Poo. I was hoping that someone had written a chess-like wargame, a game with total replay value that can't be broken-just like chess.


It's still in my head. My current skirmish wargame has no ranges, no measuring (except in a very subtle way), no turns, no points, and is based on events rather than simulation. I must write it down.
Logged

Andrew Martin
eef
Member

Posts: 40


WWW
« Reply #21 on: August 26, 2004, 07:38:26 PM »

Thanks a lot, Andrew.  My apologies for being so dense.

The dice system is making sense now, and it is rather interesting.  However, be advised that the dice (if I have it right!) are going to give lots of weird results.

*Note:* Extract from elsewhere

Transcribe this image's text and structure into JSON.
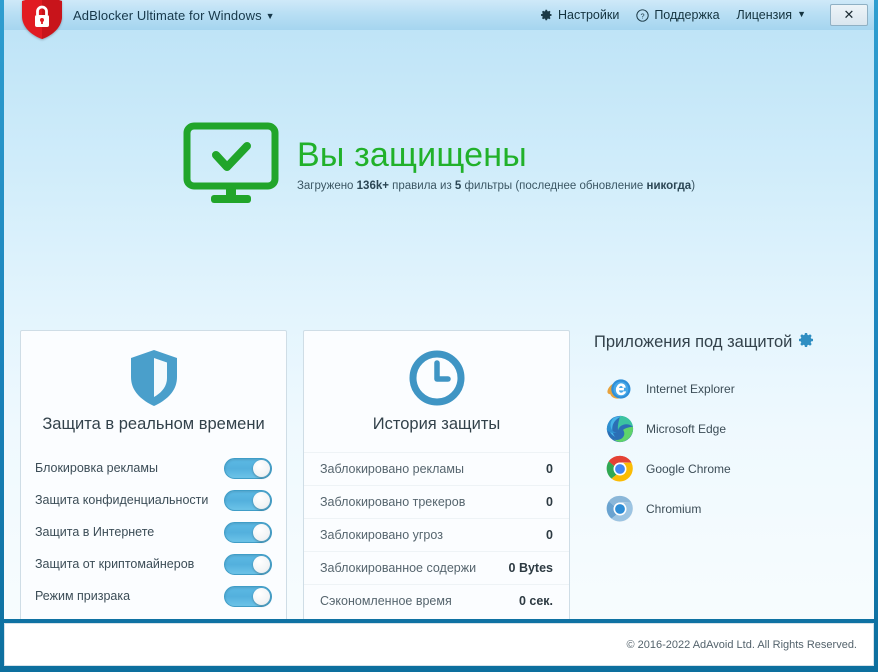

For instance, take 1d4 against 2d20.  1d4 has a range of 1d4+20 = 21-24, with an average of 22.5 2d20 has a range of 2-40 with an average of 21.  The range of results (ignoring criticals) is 2 - 24 = +22 for 2d20 to 40 - 21 = + 19 for the 1d4.  Since the 1d4 criticals 25% of the time and 2d20 criticals about 10% of the time, I'd actually give a slight edge to the 1d4 over the 2d20.  

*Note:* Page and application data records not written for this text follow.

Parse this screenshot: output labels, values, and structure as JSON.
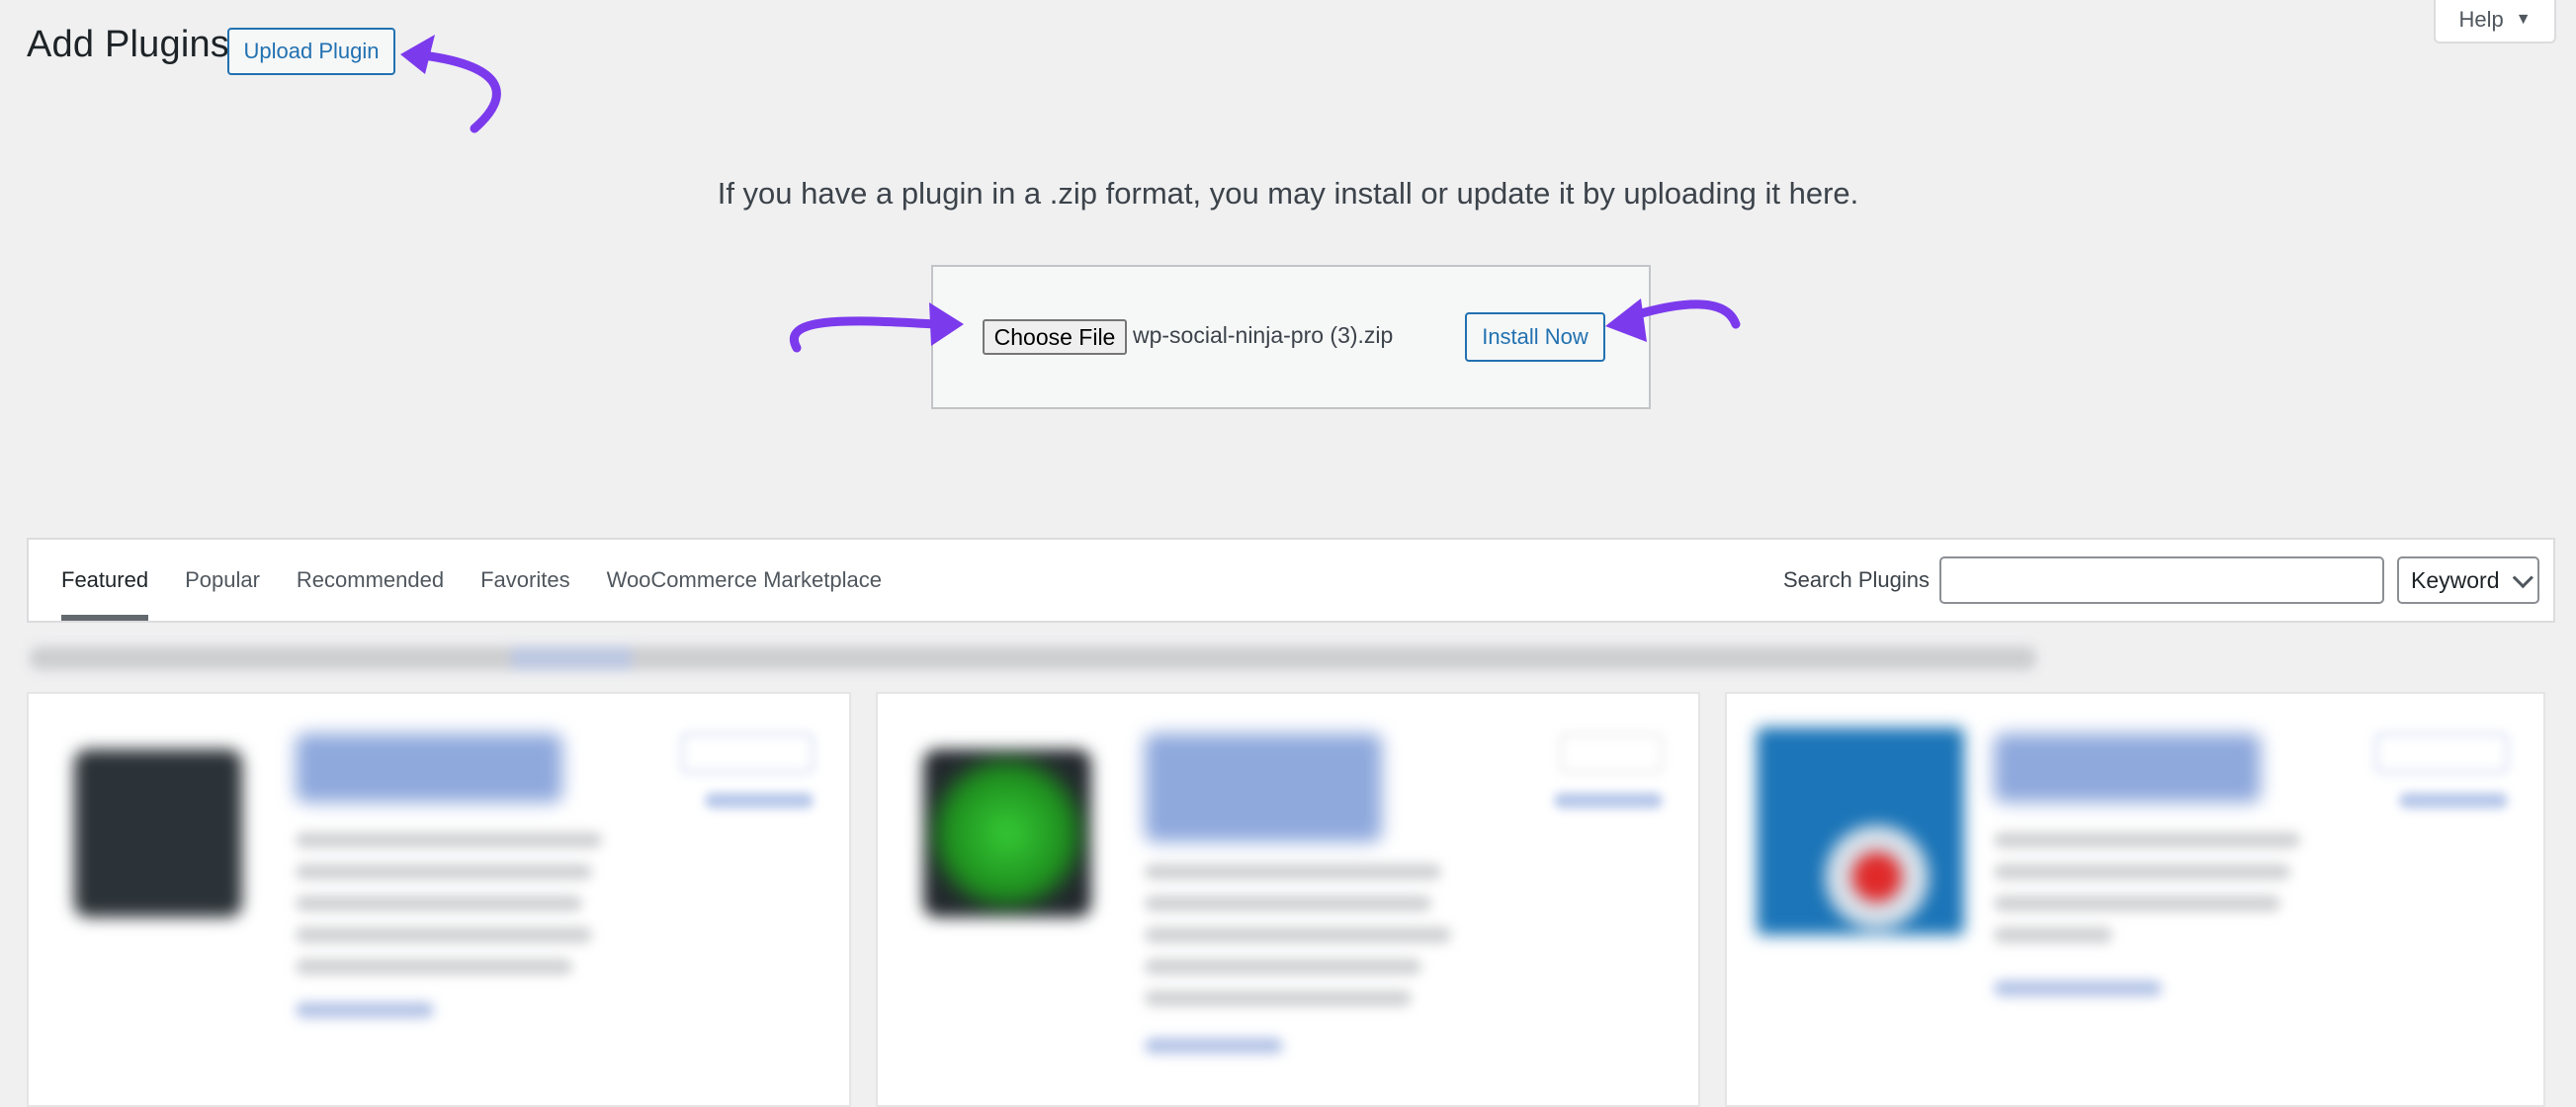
{
  "header": {
    "title": "Add Plugins",
    "upload_button": "Upload Plugin",
    "help_button": "Help",
    "help_caret": "▼"
  },
  "upload": {
    "description": "If you have a plugin in a .zip format, you may install or update it by uploading it here.",
    "choose_file_label": "Choose File",
    "file_name": "wp-social-ninja-pro (3).zip",
    "install_button": "Install Now"
  },
  "filters": {
    "tabs": [
      {
        "label": "Featured",
        "active": true
      },
      {
        "label": "Popular",
        "active": false
      },
      {
        "label": "Recommended",
        "active": false
      },
      {
        "label": "Favorites",
        "active": false
      },
      {
        "label": "WooCommerce Marketplace",
        "active": false
      }
    ],
    "search_label": "Search Plugins",
    "search_value": "",
    "search_type": "Keyword"
  },
  "annotations": {
    "arrow_color": "#7c3aed"
  },
  "colors": {
    "accent": "#2271b1",
    "background": "#f0f0f1"
  }
}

On the other hand, I'd expect 2d12 (range 2-24) to crunch the 1d4 pretty easily.  So 1d4 is equal to 2d20 but is much worse that 2d12.

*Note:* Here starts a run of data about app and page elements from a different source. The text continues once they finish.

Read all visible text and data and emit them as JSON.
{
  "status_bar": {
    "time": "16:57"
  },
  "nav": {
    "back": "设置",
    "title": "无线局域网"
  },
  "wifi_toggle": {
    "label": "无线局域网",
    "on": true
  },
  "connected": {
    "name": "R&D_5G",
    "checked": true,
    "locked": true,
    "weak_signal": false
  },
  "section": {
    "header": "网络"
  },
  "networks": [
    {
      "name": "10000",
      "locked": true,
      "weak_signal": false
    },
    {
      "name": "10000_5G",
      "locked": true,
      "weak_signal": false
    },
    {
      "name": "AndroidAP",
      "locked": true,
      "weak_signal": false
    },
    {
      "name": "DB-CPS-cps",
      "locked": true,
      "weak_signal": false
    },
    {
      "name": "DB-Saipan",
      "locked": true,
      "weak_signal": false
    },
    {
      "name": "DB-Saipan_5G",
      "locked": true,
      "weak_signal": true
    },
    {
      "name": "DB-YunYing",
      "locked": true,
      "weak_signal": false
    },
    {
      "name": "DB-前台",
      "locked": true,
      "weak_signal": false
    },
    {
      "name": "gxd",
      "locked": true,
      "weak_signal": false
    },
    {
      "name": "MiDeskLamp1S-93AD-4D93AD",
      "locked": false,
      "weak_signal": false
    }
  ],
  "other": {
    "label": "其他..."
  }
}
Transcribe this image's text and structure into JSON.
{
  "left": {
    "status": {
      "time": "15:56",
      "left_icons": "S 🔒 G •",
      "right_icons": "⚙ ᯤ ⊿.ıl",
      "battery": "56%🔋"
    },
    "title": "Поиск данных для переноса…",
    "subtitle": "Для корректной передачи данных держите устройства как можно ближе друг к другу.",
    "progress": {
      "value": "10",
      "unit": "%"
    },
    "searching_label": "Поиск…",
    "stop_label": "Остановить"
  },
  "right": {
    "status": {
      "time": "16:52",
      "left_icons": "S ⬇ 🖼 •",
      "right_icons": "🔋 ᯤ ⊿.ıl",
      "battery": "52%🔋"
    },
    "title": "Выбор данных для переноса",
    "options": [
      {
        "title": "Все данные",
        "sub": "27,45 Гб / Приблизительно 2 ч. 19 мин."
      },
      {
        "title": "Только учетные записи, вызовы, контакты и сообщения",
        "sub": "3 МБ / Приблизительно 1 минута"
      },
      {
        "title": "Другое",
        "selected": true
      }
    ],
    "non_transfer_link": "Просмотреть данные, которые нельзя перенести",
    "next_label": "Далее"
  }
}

That may be a bug, that may be a feature.  Up to you.
Logged

<This Sig Intentionally Left Blank>
Akuma Kyo
Member

Posts: 17


« Reply #22 on: August 27, 2004, 12:05:52 AM »

eef,

I'm not sure if your getting it. The easiest way to understand it is to forget about the levels for a moment. Let's pretend there are no levels, all we have are 7 dice from bad (d20) to good (d4). These are; d20, d16, d12, d10, d8, d6, d4.

Now the PC's and NPC's roll the dice in a contest, the lowest roll wins.
e.g. Akira has sword mastery of d16 vs a monster who has a fierce attack of d8. They both roll, Akira gets a 10, the monster gets a 2. The monster wins by a margin of 8.

O.K. Now let's say they are both at level 1. The dice remain the same. Akira rolls a d16 and the monster a d8.

Now let's say the monster is heaps stronger at level 2. The dice remain the same Akira rolls a d16 and the moster rolls a d8. The only difference this time is that Akira gets 20 added to his roll. So the results in this contest if the results are the same as ther previous example-Akira rolls a 10 (Now add 20 to this for being on a lower level) so he gets 30. The monster, as before, gets a 2. Now the difference is 28.

Does that make better sense?

Andrew, expect an email from me soon about S, Simple Skirmish etc...

For now I will go back to the lab and experiment with the ideas in this thread a bit further.

Thanks everyone for their input.

Best,
Akuma.
Logged
Akuma Kyo
Member

Posts: 17


« Reply #23 on: August 27, 2004, 01:43:13 AM »

Actually when it comes to actual play my mind subtracts the higher levels' roll from 20 then adds it to the lower levels rolls.

It's sounds complex but in reality it's very simple - looking at the dice your mind can just work it out in a second very naturally.

For instance imagine Character A level 1 gets a 5 against Character B at level 2 with a 10. The difference is 15.

FUNKY TABLE:

.....Level 1 ----------------| Level 2 ---------------------------------
<--10 9 8 7 6 5 4 3 2 1 | 20 19 18 16 15 14 13 12 11 10 9 8 7-->
.....................^ Character A rolls 5 ............................. ^ Character B rolls 10
..................... | <----------- the difference is 15 --------> |


O.K. just try rolling the dice and you'll see what I mean. :-)
Logged
eef
Member

Posts: 40


WWW
« Reply #24 on: August 27, 2004, 02:36:20 PM »

Yes I understand now.  My apologies for being spectacularly dense in this thread.  Thanks a lot for your patience.
Logged

<This Sig Intentionally Left Blank>
Pages: 1 [2]
Print
Jump to:  

Powered by MySQL Powered by PHP Powered by SMF 1.1.11 | SMF © 2006-2009, Simple Machines LLC
Oxygen design by Bloc
Valid XHTML 1.0! Valid CSS!